Next the leading edge of the system clock will cause CLKR to go high causing the output of NAND device 202 to fall. This in turn causes node N6 to fall turning on p-channel devices P5 and P6 restoring the previously discharged one of internal nodes N10 and N12 high and resetting, in the example, latch L2. The outputs are then both low. The resetting of the outputs will cause NOR 200 and NAND 202 to reset the restore circuits.
Half way through the cycle the system clock will transisition low causing a pulse to appear on input CLK turning on device T26 and causing latch L1 to change state with node N26 going high. Node N26 enables devices T18, T21 and T24 such that one of the mux inputs can reset one of latches L4, L5 and L6. The circuit is then ready for the next address input at any time prior to the next system clock.
Those skilled in the an will recognize that after the first cycle, the circuit is capable of sensing and latching the pulsed input address and providing a static complementary output from any point in a cycle when the system clock low. The circuit accepts the pulsed input prior to the system clock. The circuit also isolates itself from the inputs after the input is detected. This allows generous input timing from narrow pulses to DC levels. An input can occur entirely in a previous cycle. The circuit restores indecently from the inputs.

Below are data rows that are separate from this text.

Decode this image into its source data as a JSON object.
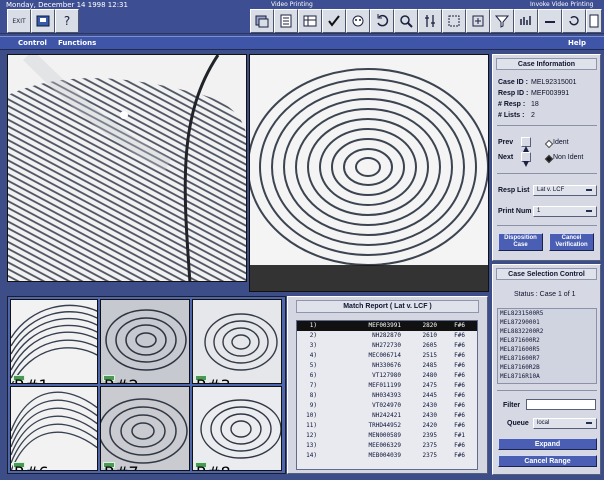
{
  "datetime": "Monday, December 14 1998 12:31",
  "titles": {
    "left": "Video Printing",
    "right": "Invoke Video Printing"
  },
  "icons": [
    "exit-icon",
    "printer-icon",
    "question-icon",
    "stack-icon",
    "document-icon",
    "table-icon",
    "checkmark-icon",
    "face-icon",
    "rotate-icon",
    "magnify-icon",
    "ruler-icon",
    "select-icon",
    "zoom-icon",
    "filter-icon",
    "bars-icon",
    "dash-icon",
    "refresh-icon",
    "menu-icon",
    "card-icon"
  ],
  "tool_labels": {
    "exit": "EXIT",
    "printer": "",
    "question": "?"
  },
  "menu": {
    "control": "Control",
    "functions": "Functions",
    "help": "Help"
  },
  "case": {
    "title": "Case Information",
    "case_id_label": "Case ID :",
    "case_id": "MEL92315001",
    "resp_id_label": "Resp ID :",
    "resp_id": "MEF003991",
    "resp_label": "# Resp :",
    "resp": "18",
    "lists_label": "# Lists :",
    "lists": "2",
    "prev": "Prev",
    "next": "Next",
    "ident": "Ident",
    "non_ident": "Non Ident",
    "resp_list_label": "Resp List",
    "resp_list_value": "Lat v. LCF",
    "print_num_label": "Print Num",
    "print_num_value": "1",
    "disposition": "Disposition Case",
    "cancel_verification": "Cancel Verification"
  },
  "selection": {
    "title": "Case Selection Control",
    "status": "Status : Case 1 of 1",
    "cases": [
      "MEL8231500R5",
      "MEL87290001",
      "MEL8832200R2",
      "MEL871600R2",
      "MEL871600R5",
      "MEL871600R7",
      "MEL87160R2B",
      "MEL8716R10A"
    ],
    "filter_label": "Filter",
    "queue_label": "Queue",
    "queue_value": "local",
    "expand": "Expand",
    "cancel_range": "Cancel Range"
  },
  "match": {
    "title": "Match Report ( Lat v. LCF )",
    "rows": [
      {
        "n": "1)",
        "id": "MEF003991",
        "score": "2820",
        "code": "F#6"
      },
      {
        "n": "2)",
        "id": "NH282870",
        "score": "2610",
        "code": "F#6"
      },
      {
        "n": "3)",
        "id": "NH272730",
        "score": "2605",
        "code": "F#6"
      },
      {
        "n": "4)",
        "id": "MEC006714",
        "score": "2515",
        "code": "F#6"
      },
      {
        "n": "5)",
        "id": "NH330676",
        "score": "2485",
        "code": "F#6"
      },
      {
        "n": "6)",
        "id": "VT127980",
        "score": "2480",
        "code": "F#6"
      },
      {
        "n": "7)",
        "id": "MEF011199",
        "score": "2475",
        "code": "F#6"
      },
      {
        "n": "8)",
        "id": "NH034393",
        "score": "2445",
        "code": "F#6"
      },
      {
        "n": "9)",
        "id": "VT024970",
        "score": "2430",
        "code": "F#6"
      },
      {
        "n": "10)",
        "id": "NH242421",
        "score": "2430",
        "code": "F#6"
      },
      {
        "n": "11)",
        "id": "TRHD44952",
        "score": "2420",
        "code": "F#6"
      },
      {
        "n": "12)",
        "id": "MEN000589",
        "score": "2395",
        "code": "F#1"
      },
      {
        "n": "13)",
        "id": "MEE006329",
        "score": "2375",
        "code": "F#6"
      },
      {
        "n": "14)",
        "id": "MEB004039",
        "score": "2375",
        "code": "F#6"
      }
    ]
  },
  "thumb_tags": [
    "R#1",
    "R#2",
    "R#3",
    "R#6",
    "R#7",
    "R#8"
  ]
}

Those skilled in the art will also recognize that although the invention has been described in terms of a single embodiment other forms of the invention may be implemented without departing from the spirit and scope of the appended claims